The Wind In The Willows

The Wind In The Willows

What a delight; from entering the wonderful grounds of the Island House, Romsey to be greeted by the cast in full costume welcoming us, I was captivated already. What a fantastic backdrop for this show with the cast and crew coming off and on from the sides; the minute they came into view they were all in character. There was so much to see I was afraid of missing something.

I must mention the children from the beginning, as I thought they were superb; I could hear every word of their diction, they portrayed humour, sadness and concern throughout. They also looked like they were thoroughly enjoying themselves, definitely up and coming thespians. Well done.

The original version of Kenneth Grahame’s much-reproduced children’s classic has charm in buckets, so the challenge of any new adaptation is to find fresh ways to present such well-tilled ground without diluting the magic of the source material.

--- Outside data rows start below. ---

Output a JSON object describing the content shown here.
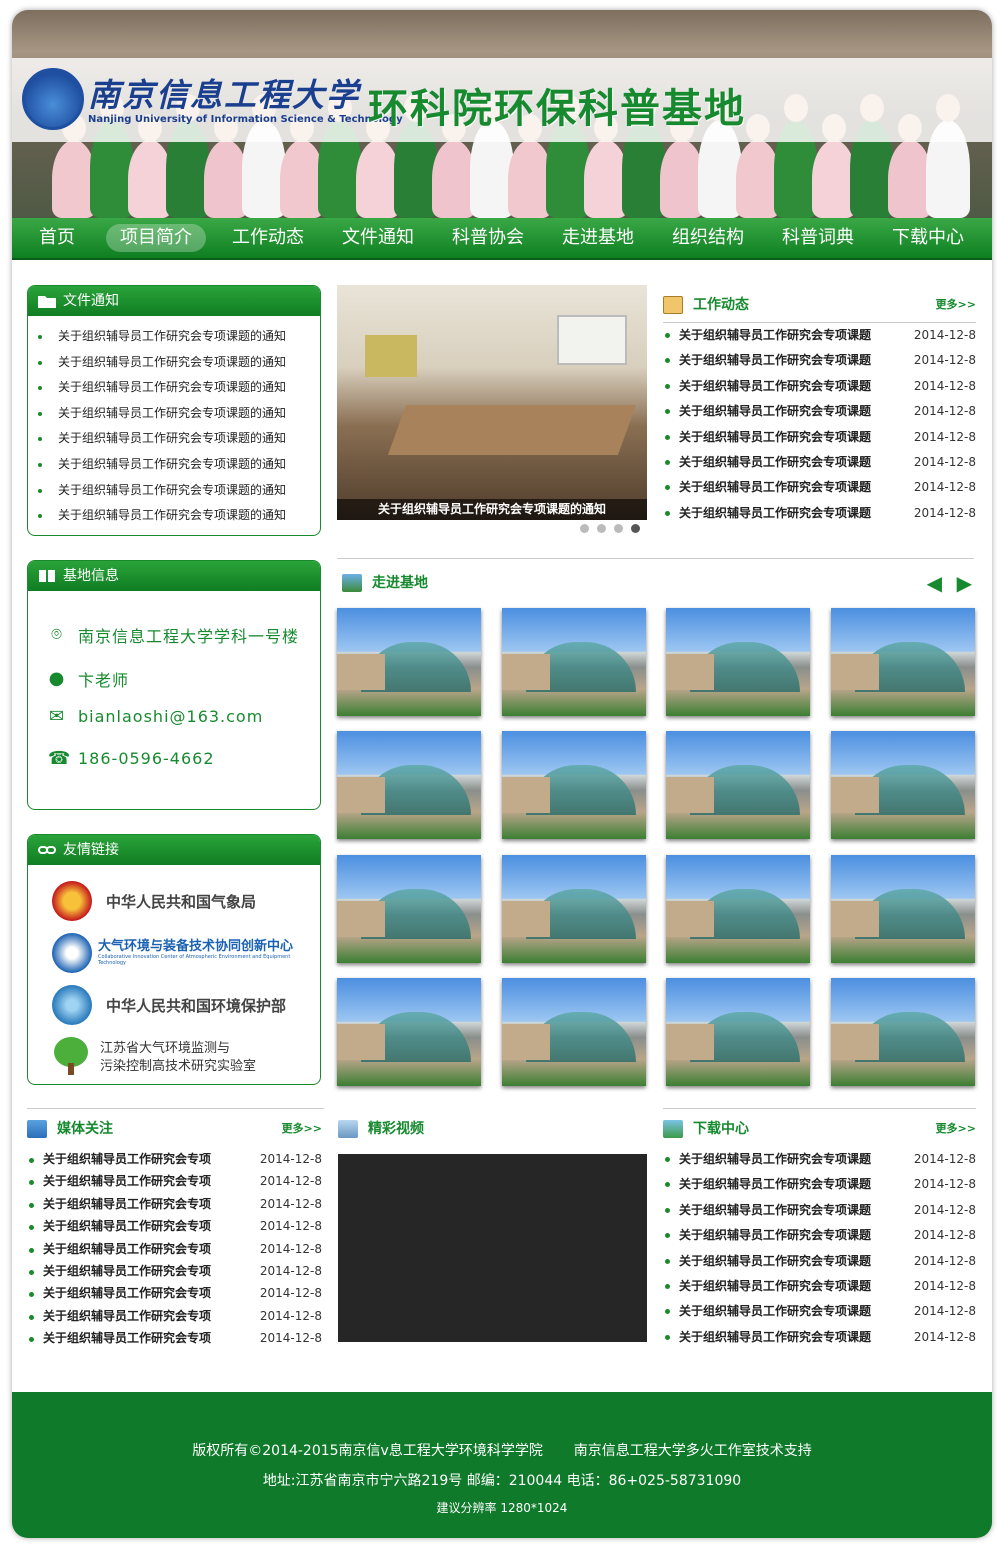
{
  "header": {
    "logo_cn": "南京信息工程大学",
    "logo_en": "Nanjing University of Information Science & Technology",
    "site_title": "环科院环保科普基地"
  },
  "nav": {
    "items": [
      "首页",
      "项目简介",
      "工作动态",
      "文件通知",
      "科普协会",
      "走进基地",
      "组织结构",
      "科普词典",
      "下载中心"
    ]
  },
  "notice_panel": {
    "title": "文件通知",
    "items": [
      "关于组织辅导员工作研究会专项课题的通知",
      "关于组织辅导员工作研究会专项课题的通知",
      "关于组织辅导员工作研究会专项课题的通知",
      "关于组织辅导员工作研究会专项课题的通知",
      "关于组织辅导员工作研究会专项课题的通知",
      "关于组织辅导员工作研究会专项课题的通知",
      "关于组织辅导员工作研究会专项课题的通知",
      "关于组织辅导员工作研究会专项课题的通知"
    ]
  },
  "slider": {
    "caption": "关于组织辅导员工作研究会专项课题的通知",
    "active_dot": 4,
    "dot_count": 4
  },
  "work_news": {
    "title": "工作动态",
    "more": "更多>>",
    "items": [
      {
        "text": "关于组织辅导员工作研究会专项课题",
        "date": "2014-12-8"
      },
      {
        "text": "关于组织辅导员工作研究会专项课题",
        "date": "2014-12-8"
      },
      {
        "text": "关于组织辅导员工作研究会专项课题",
        "date": "2014-12-8"
      },
      {
        "text": "关于组织辅导员工作研究会专项课题",
        "date": "2014-12-8"
      },
      {
        "text": "关于组织辅导员工作研究会专项课题",
        "date": "2014-12-8"
      },
      {
        "text": "关于组织辅导员工作研究会专项课题",
        "date": "2014-12-8"
      },
      {
        "text": "关于组织辅导员工作研究会专项课题",
        "date": "2014-12-8"
      },
      {
        "text": "关于组织辅导员工作研究会专项课题",
        "date": "2014-12-8"
      }
    ]
  },
  "base_info": {
    "title": "基地信息",
    "address": "南京信息工程大学学科一号楼",
    "contact": "卞老师",
    "email": "bianlaoshi@163.com",
    "phone": "186-0596-4662"
  },
  "enter_base": {
    "title": "走进基地"
  },
  "links": {
    "title": "友情链接",
    "items": [
      {
        "name": "中华人民共和国气象局"
      },
      {
        "name": "大气环境与装备技术协同创新中心",
        "sub": "Collaborative Innovation Center of Atmospheric Environment and Equipment Technology"
      },
      {
        "name": "中华人民共和国环境保护部"
      },
      {
        "name": "江苏省大气环境监测与",
        "name2": "污染控制高技术研究实验室"
      }
    ]
  },
  "media": {
    "title": "媒体关注",
    "more": "更多>>",
    "items": [
      {
        "text": "关于组织辅导员工作研究会专项",
        "date": "2014-12-8"
      },
      {
        "text": "关于组织辅导员工作研究会专项",
        "date": "2014-12-8"
      },
      {
        "text": "关于组织辅导员工作研究会专项",
        "date": "2014-12-8"
      },
      {
        "text": "关于组织辅导员工作研究会专项",
        "date": "2014-12-8"
      },
      {
        "text": "关于组织辅导员工作研究会专项",
        "date": "2014-12-8"
      },
      {
        "text": "关于组织辅导员工作研究会专项",
        "date": "2014-12-8"
      },
      {
        "text": "关于组织辅导员工作研究会专项",
        "date": "2014-12-8"
      },
      {
        "text": "关于组织辅导员工作研究会专项",
        "date": "2014-12-8"
      },
      {
        "text": "关于组织辅导员工作研究会专项",
        "date": "2014-12-8"
      }
    ]
  },
  "video": {
    "title": "精彩视频"
  },
  "downloads": {
    "title": "下载中心",
    "more": "更多>>",
    "items": [
      {
        "text": "关于组织辅导员工作研究会专项课题",
        "date": "2014-12-8"
      },
      {
        "text": "关于组织辅导员工作研究会专项课题",
        "date": "2014-12-8"
      },
      {
        "text": "关于组织辅导员工作研究会专项课题",
        "date": "2014-12-8"
      },
      {
        "text": "关于组织辅导员工作研究会专项课题",
        "date": "2014-12-8"
      },
      {
        "text": "关于组织辅导员工作研究会专项课题",
        "date": "2014-12-8"
      },
      {
        "text": "关于组织辅导员工作研究会专项课题",
        "date": "2014-12-8"
      },
      {
        "text": "关于组织辅导员工作研究会专项课题",
        "date": "2014-12-8"
      },
      {
        "text": "关于组织辅导员工作研究会专项课题",
        "date": "2014-12-8"
      }
    ]
  },
  "footer": {
    "line1a": "版权所有©2014-2015南京信v息工程大学环境科学学院",
    "line1b": "南京信息工程大学多火工作室技术支持",
    "line2": "地址:江苏省南京市宁六路219号  邮编：210044  电话：86+025-58731090",
    "line3": "建议分辨率 1280*1024"
  },
  "colors": {
    "brand_green": "#178a2f",
    "footer_green": "#0e7a2a"
  }
}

The plot runs along largely expected lines, with the modernising additions complementing the original production. Chloe Allen was very convincing in her role as a home-loving Mole, lost in the world above ground. Oh My, she did do it justice, I loved her characterisation. Ratty played by Colin Russell also excellent in his portrayal of this fun-loving character who loves playing on the river and has no time for anyone wanting to spoil his life of leisure.

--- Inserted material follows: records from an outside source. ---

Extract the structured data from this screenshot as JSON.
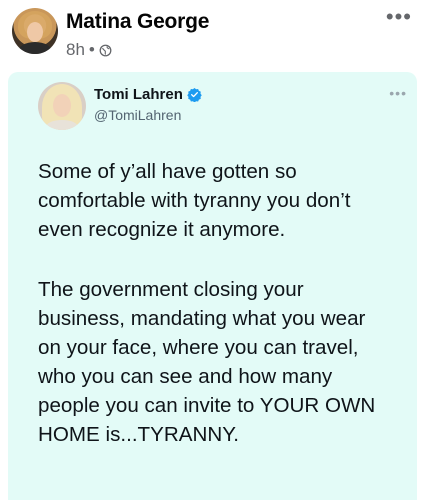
{
  "post": {
    "author_name": "Matina George",
    "time": "8h",
    "separator": "•",
    "privacy_icon": "globe-icon",
    "more_icon": "more-horizontal-icon",
    "more_label": "•••"
  },
  "tweet": {
    "name": "Tomi Lahren",
    "handle": "@TomiLahren",
    "verified_icon": "verified-badge-icon",
    "more_label": "•••",
    "colors": {
      "background": "#e3fbf7",
      "verified": "#1d9bf0"
    },
    "paragraphs": [
      {
        "lines": [
          "Some of y’all have gotten so",
          "comfortable with tyranny you don’t",
          "even recognize it anymore."
        ]
      },
      {
        "lines": [
          "The government closing your",
          "business, mandating what you wear",
          "on your face, where you can travel,",
          "who you can see and how many",
          "people you can invite to YOUR OWN",
          "HOME is...TYRANNY."
        ]
      }
    ]
  }
}
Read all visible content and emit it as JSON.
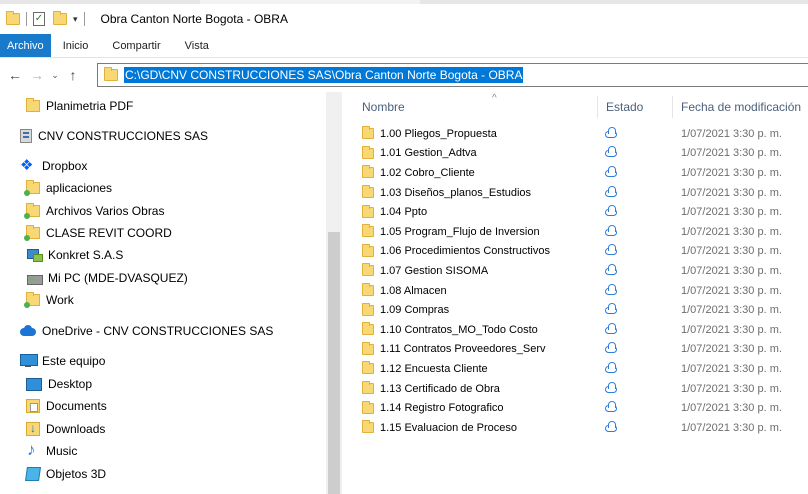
{
  "window": {
    "title": "Obra Canton Norte Bogota - OBRA"
  },
  "ribbon": {
    "tabs": [
      "Archivo",
      "Inicio",
      "Compartir",
      "Vista"
    ]
  },
  "address": {
    "path": "C:\\GD\\CNV CONSTRUCCIONES SAS\\Obra Canton Norte Bogota - OBRA"
  },
  "nav_pane": {
    "items": [
      {
        "label": "Planimetria PDF",
        "icon": "folder-icon"
      },
      {
        "label": "CNV CONSTRUCCIONES SAS",
        "icon": "company-icon"
      },
      {
        "label": "Dropbox",
        "icon": "dropbox-icon"
      },
      {
        "label": "aplicaciones",
        "icon": "folder-icon"
      },
      {
        "label": "Archivos Varios Obras",
        "icon": "folder-icon"
      },
      {
        "label": "CLASE REVIT COORD",
        "icon": "folder-icon"
      },
      {
        "label": "Konkret S.A.S",
        "icon": "network-icon"
      },
      {
        "label": "Mi PC (MDE-DVASQUEZ)",
        "icon": "drive-icon"
      },
      {
        "label": "Work",
        "icon": "folder-icon"
      },
      {
        "label": "OneDrive - CNV CONSTRUCCIONES SAS",
        "icon": "onedrive-icon"
      },
      {
        "label": "Este equipo",
        "icon": "pc-icon"
      },
      {
        "label": "Desktop",
        "icon": "desktop-icon"
      },
      {
        "label": "Documents",
        "icon": "documents-icon"
      },
      {
        "label": "Downloads",
        "icon": "downloads-icon"
      },
      {
        "label": "Music",
        "icon": "music-icon"
      },
      {
        "label": "Objetos 3D",
        "icon": "objects-3d-icon"
      }
    ]
  },
  "file_list": {
    "columns": {
      "name": "Nombre",
      "status": "Estado",
      "date": "Fecha de modificación"
    },
    "rows": [
      {
        "name": "1.00 Pliegos_Propuesta",
        "date": "1/07/2021 3:30 p. m."
      },
      {
        "name": "1.01 Gestion_Adtva",
        "date": "1/07/2021 3:30 p. m."
      },
      {
        "name": "1.02 Cobro_Cliente",
        "date": "1/07/2021 3:30 p. m."
      },
      {
        "name": "1.03 Diseños_planos_Estudios",
        "date": "1/07/2021 3:30 p. m."
      },
      {
        "name": "1.04 Ppto",
        "date": "1/07/2021 3:30 p. m."
      },
      {
        "name": "1.05 Program_Flujo de Inversion",
        "date": "1/07/2021 3:30 p. m."
      },
      {
        "name": "1.06 Procedimientos Constructivos",
        "date": "1/07/2021 3:30 p. m."
      },
      {
        "name": "1.07 Gestion SISOMA",
        "date": "1/07/2021 3:30 p. m."
      },
      {
        "name": "1.08 Almacen",
        "date": "1/07/2021 3:30 p. m."
      },
      {
        "name": "1.09 Compras",
        "date": "1/07/2021 3:30 p. m."
      },
      {
        "name": "1.10 Contratos_MO_Todo Costo",
        "date": "1/07/2021 3:30 p. m."
      },
      {
        "name": "1.11 Contratos Proveedores_Serv",
        "date": "1/07/2021 3:30 p. m."
      },
      {
        "name": "1.12 Encuesta Cliente",
        "date": "1/07/2021 3:30 p. m."
      },
      {
        "name": "1.13 Certificado de Obra",
        "date": "1/07/2021 3:30 p. m."
      },
      {
        "name": "1.14 Registro Fotografico",
        "date": "1/07/2021 3:30 p. m."
      },
      {
        "name": "1.15 Evaluacion de Proceso",
        "date": "1/07/2021 3:30 p. m."
      }
    ]
  },
  "colors": {
    "accent": "#1979ca",
    "selection": "#0078d7",
    "folder": "#f8d775",
    "cloud_status": "#2e7cd6"
  }
}
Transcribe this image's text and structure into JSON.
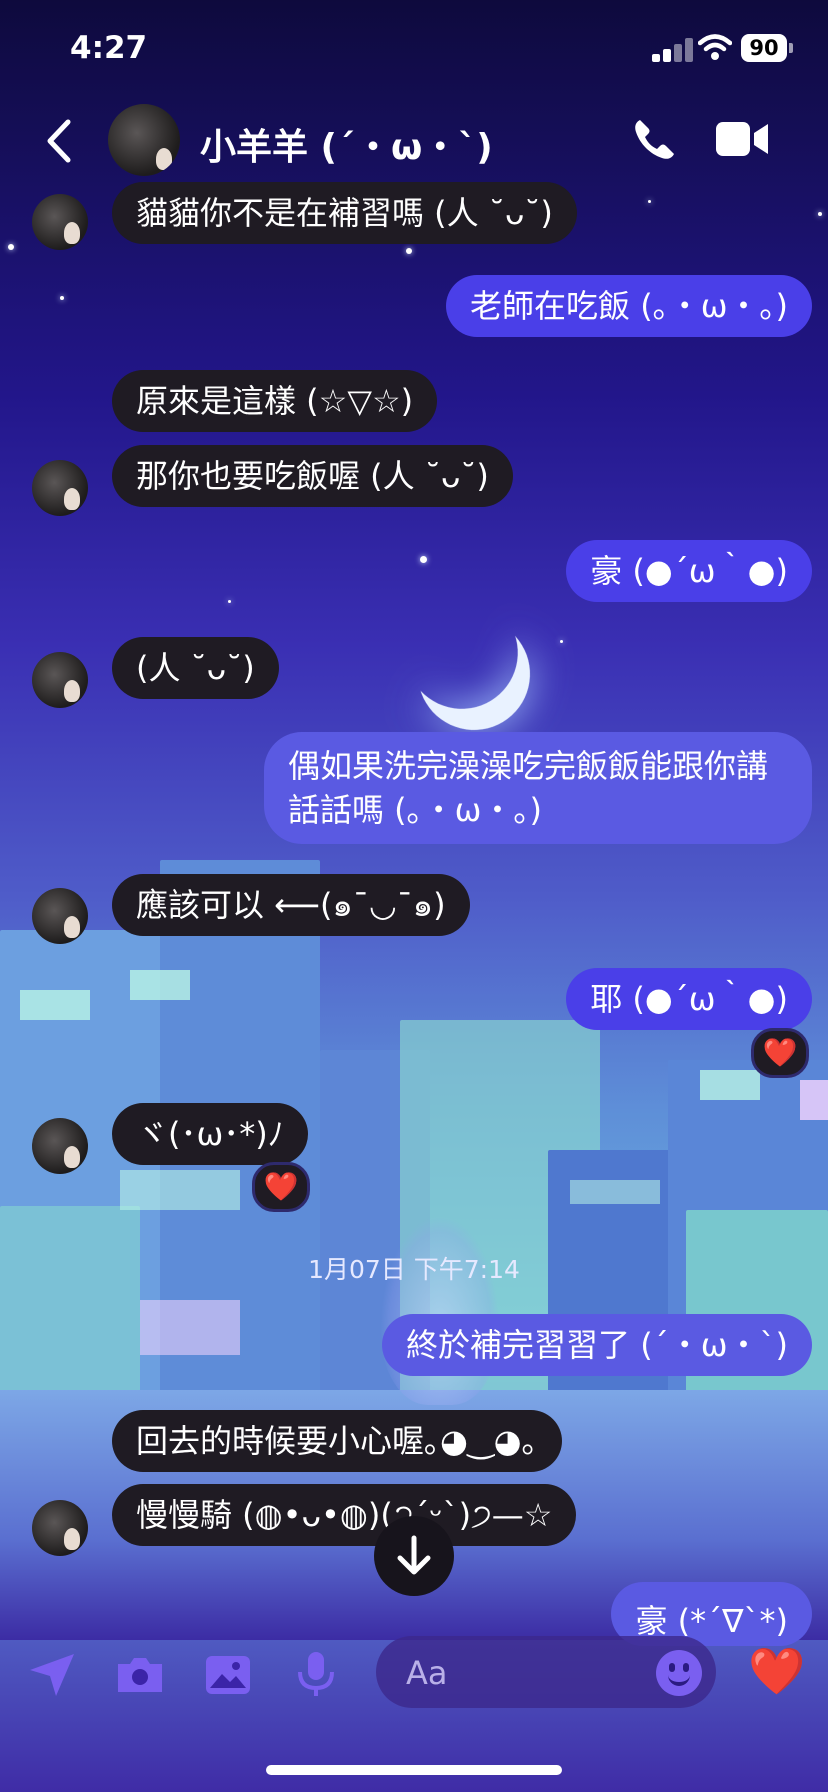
{
  "status_bar": {
    "time": "4:27",
    "battery": "90"
  },
  "header": {
    "contact_name": "小羊羊 (´・ω・`)"
  },
  "messages": [
    {
      "text": "貓貓你不是在補習嗎 (人 ˘ᴗ˘)"
    },
    {
      "text": "老師在吃飯 (｡・ω・｡)"
    },
    {
      "text": "原來是這樣 (☆▽☆)"
    },
    {
      "text": "那你也要吃飯喔 (人 ˘ᴗ˘)"
    },
    {
      "text": "豪 (●´ω｀●)"
    },
    {
      "text": "(人 ˘ᴗ˘)"
    },
    {
      "text": "偶如果洗完澡澡吃完飯飯能跟你講話話嗎 (｡・ω・｡)"
    },
    {
      "text": "應該可以 ⟵(๑¯◡¯๑)"
    },
    {
      "text": "耶 (●´ω｀●)"
    },
    {
      "text": "ヾ(･ω･*)ﾉ"
    },
    {
      "text": "終於補完習習了 (´・ω・`)"
    },
    {
      "text": "回去的時候要小心喔｡◕‿◕｡"
    },
    {
      "text": "慢慢騎 (◍•ᴗ•◍)(੭ˊᵕˋ)੭—☆"
    },
    {
      "text": "豪 (*´∇`*)"
    }
  ],
  "reactions": {
    "heart": "❤️"
  },
  "timestamp": "1月07日 下午7:14",
  "composer": {
    "placeholder": "Aa",
    "like": "❤️"
  },
  "icons": [
    "send-icon",
    "camera-icon",
    "gallery-icon",
    "microphone-icon",
    "emoji-icon",
    "heart-icon",
    "back-icon",
    "phone-icon",
    "video-icon",
    "arrow-down-icon"
  ]
}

The action unfolds against the unseen encroachment of humans into the woodland with the menacing sounds of clearance off-stage serving to remind us of the realities of greed and destruction. Into this opportunity have stepped the Weasels, led splendidly by Roger Lamb who enjoyed having the other small creatures under his control. These include some brilliantly business-like ferrets and a trio of Stoats whose endearing naivety is a joy to behold. Let’s not forget the birds who were certainly well-rehearsed in their parts and loved every minute they were on stage. The sounds were very realistic; Jane Russell and Tris Harris did an excellent job with both sound and lighting.

Jack West is a suitably rambunctious Toad, enthusiastically leaping from one scheme to another with the inevitable disasters unfolding and portrayed with some splendidly original ideas. Ruby played by Mia Alldred is very mature in her role and has some excellent facial expressions; she is very much in command of the stage.

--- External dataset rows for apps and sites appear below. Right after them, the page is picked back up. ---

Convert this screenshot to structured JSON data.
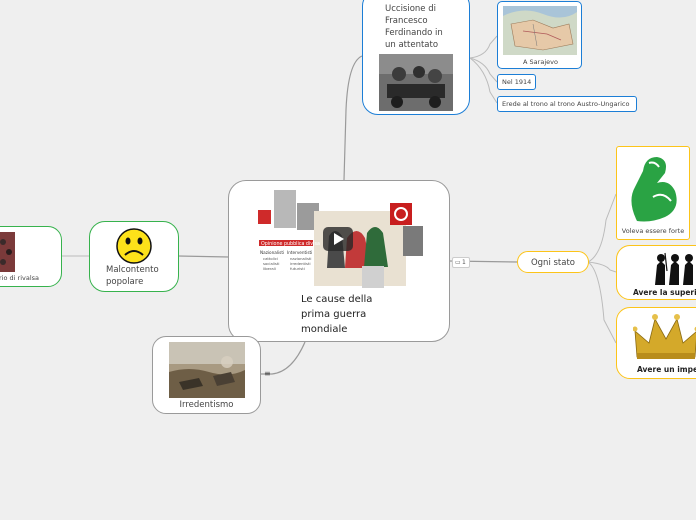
{
  "central": {
    "title": "Le cause della prima guerra mondiale",
    "image_icon": "collage-image",
    "poster_heading": "Opinione pubblica divisa",
    "left_column": [
      "Nazionalisti",
      "cattolici",
      "socialisti",
      "liberali"
    ],
    "right_column": [
      "Interventisti",
      "nazionalisti",
      "irredentisti",
      "futuristi"
    ],
    "comment_badge": "1"
  },
  "top_node": {
    "title": "Uccisione di Francesco Ferdinando in un attentato",
    "children": [
      {
        "label": "A Sarajevo",
        "icon": "map-image"
      },
      {
        "label": "Nel 1914"
      },
      {
        "label": "Erede al trono al trono Austro-Ungarico"
      }
    ]
  },
  "right_node": {
    "title": "Ogni stato",
    "children": [
      {
        "label": "Voleva essere forte",
        "icon": "flexed-arm-image"
      },
      {
        "label": "Avere  la superiori",
        "icon": "soldiers-image"
      },
      {
        "label": "Avere un imper",
        "icon": "crown-image"
      }
    ]
  },
  "left_node": {
    "title": "Malcontento popolare",
    "icon": "sad-face-icon",
    "child": {
      "label": "rio di rivalsa",
      "icon": "crowd-image"
    }
  },
  "bottom_node": {
    "title": "Irredentismo",
    "icon": "battlefield-image",
    "note_icon": "note-icon",
    "note_symbol": "≡"
  },
  "colors": {
    "background": "#efefef",
    "blue": "#1c7ed6",
    "green": "#37b24d",
    "yellow": "#fcc419",
    "gray": "#9a9a9a"
  }
}
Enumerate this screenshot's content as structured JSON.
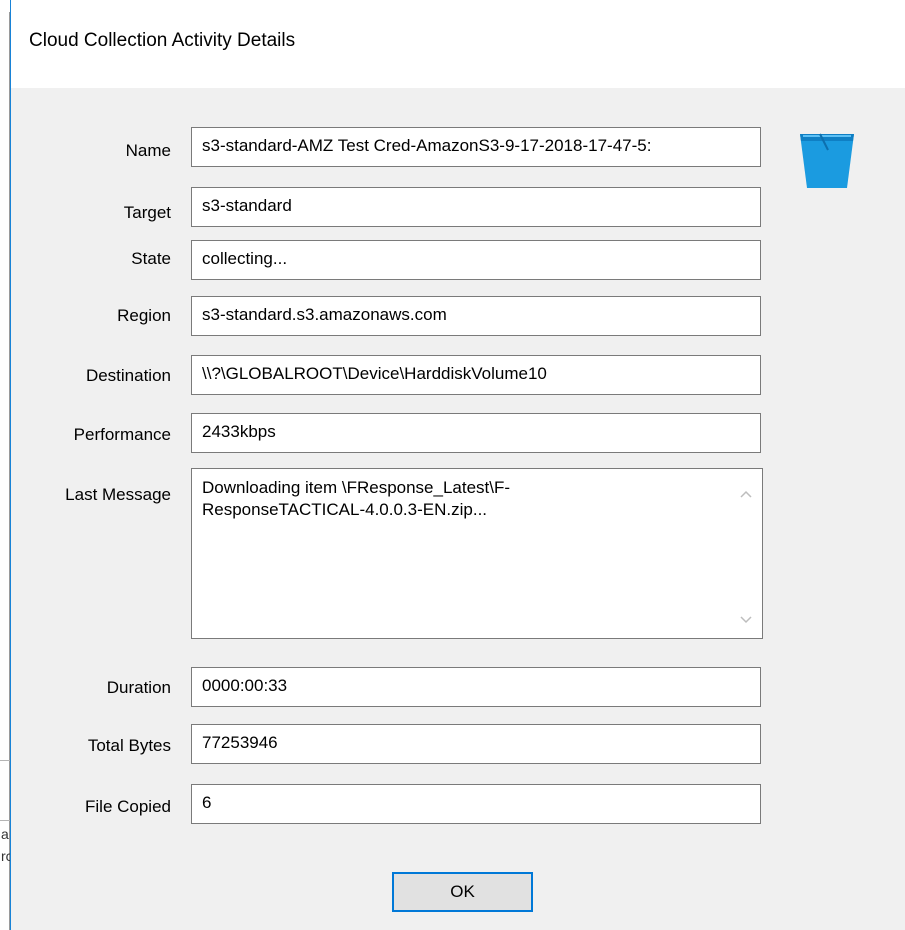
{
  "dialog": {
    "title": "Cloud Collection Activity Details",
    "bucket_icon": "bucket-icon",
    "accent_color": "#0078d7",
    "bucket_color": "#1b9be0"
  },
  "fields": {
    "name": {
      "label": "Name",
      "value": "s3-standard-AMZ Test Cred-AmazonS3-9-17-2018-17-47-5:"
    },
    "target": {
      "label": "Target",
      "value": "s3-standard"
    },
    "state": {
      "label": "State",
      "value": "collecting..."
    },
    "region": {
      "label": "Region",
      "value": "s3-standard.s3.amazonaws.com"
    },
    "destination": {
      "label": "Destination",
      "value": "\\\\?\\GLOBALROOT\\Device\\HarddiskVolume10"
    },
    "performance": {
      "label": "Performance",
      "value": "2433kbps"
    },
    "last_message": {
      "label": "Last Message",
      "line1": "Downloading item \\FResponse_Latest\\F-",
      "line2": "ResponseTACTICAL-4.0.0.3-EN.zip..."
    },
    "duration": {
      "label": "Duration",
      "value": "0000:00:33"
    },
    "total_bytes": {
      "label": "Total Bytes",
      "value": "77253946"
    },
    "file_copied": {
      "label": "File Copied",
      "value": "6"
    }
  },
  "buttons": {
    "ok": "OK"
  },
  "background": {
    "left_chars": [
      "a",
      "rc"
    ]
  }
}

The theft and crashing of the car, along with the subsequent trial are enjoyable but the scene with the reality TV style washerwomen competition is fabulous. Diane Phippen goes down a storm as Doris the Washerwoman who once “soaked for the stars” but has now fallen on hard times, which typifies this imaginative version of a well-known classic.

Throughout it all, Helen Ford is serene and controlled as Badger, representing virtue and decency and helping to ensure that good triumphs over greed.

This really was a splendid production which kept one captivated from beginning to end. I hope the rest of the week is as kind with the weather as it was last night.

Congratulations.